▸ **Study material**:
---------------

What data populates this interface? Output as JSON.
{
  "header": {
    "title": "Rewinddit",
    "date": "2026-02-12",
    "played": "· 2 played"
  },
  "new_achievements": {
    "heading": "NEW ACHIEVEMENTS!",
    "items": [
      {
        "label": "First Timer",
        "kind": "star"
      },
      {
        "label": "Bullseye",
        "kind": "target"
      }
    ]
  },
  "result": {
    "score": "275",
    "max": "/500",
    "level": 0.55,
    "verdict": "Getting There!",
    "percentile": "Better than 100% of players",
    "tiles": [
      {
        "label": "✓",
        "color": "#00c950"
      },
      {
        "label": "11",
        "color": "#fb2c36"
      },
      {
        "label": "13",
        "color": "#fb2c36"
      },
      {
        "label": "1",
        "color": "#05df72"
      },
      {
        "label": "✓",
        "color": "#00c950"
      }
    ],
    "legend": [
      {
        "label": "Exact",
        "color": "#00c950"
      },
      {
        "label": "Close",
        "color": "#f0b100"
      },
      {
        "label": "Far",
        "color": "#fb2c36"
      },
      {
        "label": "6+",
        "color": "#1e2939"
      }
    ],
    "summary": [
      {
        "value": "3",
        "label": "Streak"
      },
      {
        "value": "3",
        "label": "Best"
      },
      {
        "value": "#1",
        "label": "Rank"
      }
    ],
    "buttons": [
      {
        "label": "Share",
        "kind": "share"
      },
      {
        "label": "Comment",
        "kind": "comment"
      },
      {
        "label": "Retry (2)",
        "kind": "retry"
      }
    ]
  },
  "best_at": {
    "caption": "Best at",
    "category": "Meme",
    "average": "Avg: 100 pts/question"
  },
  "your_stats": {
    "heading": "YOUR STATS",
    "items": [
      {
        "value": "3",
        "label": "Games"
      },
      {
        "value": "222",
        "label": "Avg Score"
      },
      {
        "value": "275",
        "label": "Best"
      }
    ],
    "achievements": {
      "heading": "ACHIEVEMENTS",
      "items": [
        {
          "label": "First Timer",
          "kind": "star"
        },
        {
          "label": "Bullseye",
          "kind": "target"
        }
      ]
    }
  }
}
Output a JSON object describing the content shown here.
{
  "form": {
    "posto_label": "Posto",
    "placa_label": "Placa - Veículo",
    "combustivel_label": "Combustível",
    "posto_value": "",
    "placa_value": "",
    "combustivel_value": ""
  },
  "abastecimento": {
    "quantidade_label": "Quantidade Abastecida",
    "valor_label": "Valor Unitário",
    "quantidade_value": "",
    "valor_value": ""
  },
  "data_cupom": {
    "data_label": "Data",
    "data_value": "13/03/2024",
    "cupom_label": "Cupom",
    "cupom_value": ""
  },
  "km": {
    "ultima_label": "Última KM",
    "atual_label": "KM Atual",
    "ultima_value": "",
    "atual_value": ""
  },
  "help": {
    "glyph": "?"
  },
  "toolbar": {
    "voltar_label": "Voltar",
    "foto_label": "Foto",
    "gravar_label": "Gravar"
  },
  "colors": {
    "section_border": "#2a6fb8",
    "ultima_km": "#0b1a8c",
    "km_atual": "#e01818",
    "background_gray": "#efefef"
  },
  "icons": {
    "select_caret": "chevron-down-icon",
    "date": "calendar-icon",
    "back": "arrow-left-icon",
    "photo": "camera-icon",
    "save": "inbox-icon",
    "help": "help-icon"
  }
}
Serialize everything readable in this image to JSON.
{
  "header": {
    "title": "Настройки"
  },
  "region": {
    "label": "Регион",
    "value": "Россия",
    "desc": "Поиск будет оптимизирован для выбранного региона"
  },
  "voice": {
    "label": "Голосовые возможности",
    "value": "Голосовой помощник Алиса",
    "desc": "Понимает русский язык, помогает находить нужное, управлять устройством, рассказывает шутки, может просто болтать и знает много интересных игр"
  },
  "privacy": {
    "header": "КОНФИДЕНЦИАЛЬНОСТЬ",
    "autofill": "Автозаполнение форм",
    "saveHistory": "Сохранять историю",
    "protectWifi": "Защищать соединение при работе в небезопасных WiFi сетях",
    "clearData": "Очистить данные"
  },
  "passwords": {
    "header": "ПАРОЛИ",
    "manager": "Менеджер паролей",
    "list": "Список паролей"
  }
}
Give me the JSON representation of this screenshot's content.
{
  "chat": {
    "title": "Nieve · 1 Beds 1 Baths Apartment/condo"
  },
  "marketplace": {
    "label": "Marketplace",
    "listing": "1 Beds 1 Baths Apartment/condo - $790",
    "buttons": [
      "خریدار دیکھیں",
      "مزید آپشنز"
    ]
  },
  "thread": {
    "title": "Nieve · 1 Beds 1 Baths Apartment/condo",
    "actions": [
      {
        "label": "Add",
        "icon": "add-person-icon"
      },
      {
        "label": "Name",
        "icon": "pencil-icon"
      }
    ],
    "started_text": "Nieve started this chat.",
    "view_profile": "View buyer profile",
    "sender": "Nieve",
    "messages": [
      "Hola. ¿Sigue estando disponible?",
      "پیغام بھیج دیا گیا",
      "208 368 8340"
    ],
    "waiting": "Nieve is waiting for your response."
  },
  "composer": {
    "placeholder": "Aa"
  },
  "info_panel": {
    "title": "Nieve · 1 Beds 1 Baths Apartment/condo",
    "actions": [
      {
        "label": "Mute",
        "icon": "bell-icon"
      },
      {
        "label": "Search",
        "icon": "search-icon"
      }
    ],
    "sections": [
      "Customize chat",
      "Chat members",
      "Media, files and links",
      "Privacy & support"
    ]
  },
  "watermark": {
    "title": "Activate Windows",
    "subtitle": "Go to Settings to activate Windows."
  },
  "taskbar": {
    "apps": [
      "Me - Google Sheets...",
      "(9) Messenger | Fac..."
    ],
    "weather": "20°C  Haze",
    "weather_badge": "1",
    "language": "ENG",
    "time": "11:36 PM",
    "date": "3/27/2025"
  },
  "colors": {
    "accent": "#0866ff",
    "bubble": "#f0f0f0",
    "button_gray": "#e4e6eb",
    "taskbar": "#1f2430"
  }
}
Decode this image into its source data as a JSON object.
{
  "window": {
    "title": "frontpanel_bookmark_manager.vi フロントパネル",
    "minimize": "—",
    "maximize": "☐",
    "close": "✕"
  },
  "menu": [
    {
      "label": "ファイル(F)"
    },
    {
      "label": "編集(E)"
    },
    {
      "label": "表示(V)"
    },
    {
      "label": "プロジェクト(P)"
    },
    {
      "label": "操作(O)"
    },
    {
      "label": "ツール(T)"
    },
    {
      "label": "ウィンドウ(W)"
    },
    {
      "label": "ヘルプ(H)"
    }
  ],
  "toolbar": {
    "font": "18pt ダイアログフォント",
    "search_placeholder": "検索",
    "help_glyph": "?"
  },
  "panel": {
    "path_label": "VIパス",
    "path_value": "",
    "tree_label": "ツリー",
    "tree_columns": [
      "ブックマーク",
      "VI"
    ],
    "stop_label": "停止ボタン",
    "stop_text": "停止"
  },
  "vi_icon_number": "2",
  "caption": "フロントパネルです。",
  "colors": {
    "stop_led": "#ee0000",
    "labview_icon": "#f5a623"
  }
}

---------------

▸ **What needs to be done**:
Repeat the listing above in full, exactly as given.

▸ **Solution to this problem**:
What data populates this interface? Output as JSON.
{
  "header": {
    "title": "Rewinddit",
    "date": "2026-02-12",
    "played": "· 2 played"
  },
  "new_achievements": {
    "heading": "NEW ACHIEVEMENTS!",
    "items": [
      {
        "label": "First Timer",
        "kind": "star"
      },
      {
        "label": "Bullseye",
        "kind": "target"
      }
    ]
  },
  "result": {
    "score": "275",
    "max": "/500",
    "level": 0.55,
    "verdict": "Getting There!",
    "percentile": "Better than 100% of players",
    "tiles": [
      {
        "label": "✓",
        "color": "#00c950"
      },
      {
        "label": "11",
        "color": "#fb2c36"
      },
      {
        "label": "13",
        "color": "#fb2c36"
      },
      {
        "label": "1",
        "color": "#05df72"
      },
      {
        "label": "✓",
        "color": "#00c950"
      }
    ],
    "legend": [
      {
        "label": "Exact",
        "color": "#00c950"
      },
      {
        "label": "Close",
        "color": "#f0b100"
      },
      {
        "label": "Far",
        "color": "#fb2c36"
      },
      {
        "label": "6+",
        "color": "#1e2939"
      }
    ],
    "summary": [
      {
        "value": "3",
        "label": "Streak"
      },
      {
        "value": "3",
        "label": "Best"
      },
      {
        "value": "#1",
        "label": "Rank"
      }
    ],
    "buttons": [
      {
        "label": "Share",
        "kind": "share"
      },
      {
        "label": "Comment",
        "kind": "comment"
      },
      {
        "label": "Retry (2)",
        "kind": "retry"
      }
    ]
  },
  "best_at": {
    "caption": "Best at",
    "category": "Meme",
    "average": "Avg: 100 pts/question"
  },
  "your_stats": {
    "heading": "YOUR STATS",
    "items": [
      {
        "value": "3",
        "label": "Games"
      },
      {
        "value": "222",
        "label": "Avg Score"
      },
      {
        "value": "275",
        "label": "Best"
      }
    ],
    "achievements": {
      "heading": "ACHIEVEMENTS",
      "items": [
        {
          "label": "First Timer",
          "kind": "star"
        },
        {
          "label": "Bullseye",
          "kind": "target"
        }
      ]
    }
  }
}
Output a JSON object describing the content shown here.
{
  "form": {
    "posto_label": "Posto",
    "placa_label": "Placa - Veículo",
    "combustivel_label": "Combustível",
    "posto_value": "",
    "placa_value": "",
    "combustivel_value": ""
  },
  "abastecimento": {
    "quantidade_label": "Quantidade Abastecida",
    "valor_label": "Valor Unitário",
    "quantidade_value": "",
    "valor_value": ""
  },
  "data_cupom": {
    "data_label": "Data",
    "data_value": "13/03/2024",
    "cupom_label": "Cupom",
    "cupom_value": ""
  },
  "km": {
    "ultima_label": "Última KM",
    "atual_label": "KM Atual",
    "ultima_value": "",
    "atual_value": ""
  },
  "help": {
    "glyph": "?"
  },
  "toolbar": {
    "voltar_label": "Voltar",
    "foto_label": "Foto",
    "gravar_label": "Gravar"
  },
  "colors": {
    "section_border": "#2a6fb8",
    "ultima_km": "#0b1a8c",
    "km_atual": "#e01818",
    "background_gray": "#efefef"
  },
  "icons": {
    "select_caret": "chevron-down-icon",
    "date": "calendar-icon",
    "back": "arrow-left-icon",
    "photo": "camera-icon",
    "save": "inbox-icon",
    "help": "help-icon"
  }
}
Serialize everything readable in this image to JSON.
{
  "header": {
    "title": "Настройки"
  },
  "region": {
    "label": "Регион",
    "value": "Россия",
    "desc": "Поиск будет оптимизирован для выбранного региона"
  },
  "voice": {
    "label": "Голосовые возможности",
    "value": "Голосовой помощник Алиса",
    "desc": "Понимает русский язык, помогает находить нужное, управлять устройством, рассказывает шутки, может просто болтать и знает много интересных игр"
  },
  "privacy": {
    "header": "КОНФИДЕНЦИАЛЬНОСТЬ",
    "autofill": "Автозаполнение форм",
    "saveHistory": "Сохранять историю",
    "protectWifi": "Защищать соединение при работе в небезопасных WiFi сетях",
    "clearData": "Очистить данные"
  },
  "passwords": {
    "header": "ПАРОЛИ",
    "manager": "Менеджер паролей",
    "list": "Список паролей"
  }
}
Give me the JSON representation of this screenshot's content.
{
  "chat": {
    "title": "Nieve · 1 Beds 1 Baths Apartment/condo"
  },
  "marketplace": {
    "label": "Marketplace",
    "listing": "1 Beds 1 Baths Apartment/condo - $790",
    "buttons": [
      "خریدار دیکھیں",
      "مزید آپشنز"
    ]
  },
  "thread": {
    "title": "Nieve · 1 Beds 1 Baths Apartment/condo",
    "actions": [
      {
        "label": "Add",
        "icon": "add-person-icon"
      },
      {
        "label": "Name",
        "icon": "pencil-icon"
      }
    ],
    "started_text": "Nieve started this chat.",
    "view_profile": "View buyer profile",
    "sender": "Nieve",
    "messages": [
      "Hola. ¿Sigue estando disponible?",
      "پیغام بھیج دیا گیا",
      "208 368 8340"
    ],
    "waiting": "Nieve is waiting for your response."
  },
  "composer": {
    "placeholder": "Aa"
  },
  "info_panel": {
    "title": "Nieve · 1 Beds 1 Baths Apartment/condo",
    "actions": [
      {
        "label": "Mute",
        "icon": "bell-icon"
      },
      {
        "label": "Search",
        "icon": "search-icon"
      }
    ],
    "sections": [
      "Customize chat",
      "Chat members",
      "Media, files and links",
      "Privacy & support"
    ]
  },
  "watermark": {
    "title": "Activate Windows",
    "subtitle": "Go to Settings to activate Windows."
  },
  "taskbar": {
    "apps": [
      "Me - Google Sheets...",
      "(9) Messenger | Fac..."
    ],
    "weather": "20°C  Haze",
    "weather_badge": "1",
    "language": "ENG",
    "time": "11:36 PM",
    "date": "3/27/2025"
  },
  "colors": {
    "accent": "#0866ff",
    "bubble": "#f0f0f0",
    "button_gray": "#e4e6eb",
    "taskbar": "#1f2430"
  }
}
Decode this image into its source data as a JSON object.
{
  "window": {
    "title": "frontpanel_bookmark_manager.vi フロントパネル",
    "minimize": "—",
    "maximize": "☐",
    "close": "✕"
  },
  "menu": [
    {
      "label": "ファイル(F)"
    },
    {
      "label": "編集(E)"
    },
    {
      "label": "表示(V)"
    },
    {
      "label": "プロジェクト(P)"
    },
    {
      "label": "操作(O)"
    },
    {
      "label": "ツール(T)"
    },
    {
      "label": "ウィンドウ(W)"
    },
    {
      "label": "ヘルプ(H)"
    }
  ],
  "toolbar": {
    "font": "18pt ダイアログフォント",
    "search_placeholder": "検索",
    "help_glyph": "?"
  },
  "panel": {
    "path_label": "VIパス",
    "path_value": "",
    "tree_label": "ツリー",
    "tree_columns": [
      "ブックマーク",
      "VI"
    ],
    "stop_label": "停止ボタン",
    "stop_text": "停止"
  },
  "vi_icon_number": "2",
  "caption": "フロントパネルです。",
  "colors": {
    "stop_led": "#ee0000",
    "labview_icon": "#f5a623"
  }
}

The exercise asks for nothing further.